**ABOUT THIS EXERCISE**
Your answer is every line of the material below in which the string "laughing" occurs.

PROVIDED RECORDS Start Marker

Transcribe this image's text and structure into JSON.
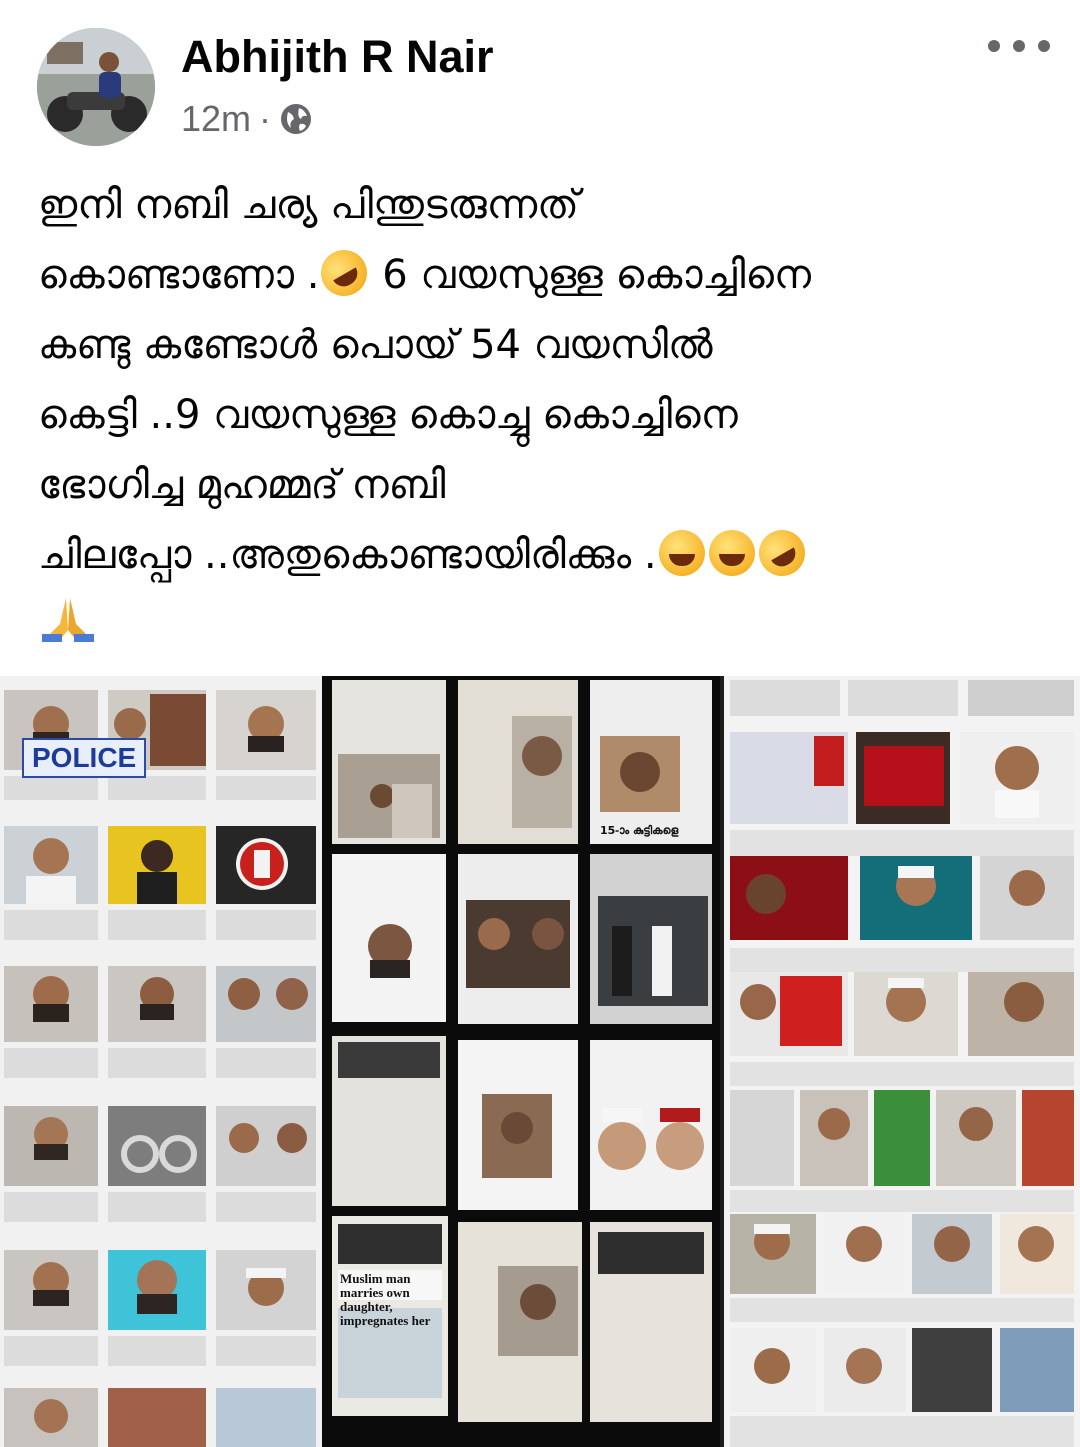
{
  "post": {
    "author": "Abhijith R Nair",
    "time": "12m",
    "separator": "·",
    "privacy_icon": "globe-icon",
    "more_icon": "more-horizontal-icon",
    "text_lines": [
      "ഇനി നബി ചര്യ പിന്തുടരുന്നത്",
      "കൊണ്ടാണോ .",
      " 6 വയസുള്ള കൊച്ചിനെ",
      "കണ്ടു കണ്ടോൾ പൊയ് 54 വയസിൽ",
      "കെട്ടി ..9 വയസുള്ള കൊച്ചു കൊച്ചിനെ",
      "ഭോഗിച്ച മുഹമ്മദ് നബി",
      "ചിലപ്പോ ..അതുകൊണ്ടായിരിക്കും ."
    ],
    "emojis": {
      "line2": "rolling-on-floor-laughing-emoji",
      "line7": [
        "grinning-emoji",
        "laughing-emoji",
        "rolling-on-floor-laughing-emoji"
      ],
      "line8": "folded-hands-emoji"
    }
  },
  "collage": {
    "police_sign": "POLICE",
    "english_headline": "Muslim man marries own daughter, impregnates her",
    "caption": "15-ാം കുട്ടികളെ"
  },
  "colors": {
    "text": "#050505",
    "secondary": "#65676b",
    "background": "#ffffff"
  }
}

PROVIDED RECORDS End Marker

**ANSWER BOX**
      "line2": "rolling-on-floor-laughing-emoji",
        "laughing-emoji",
        "rolling-on-floor-laughing-emoji"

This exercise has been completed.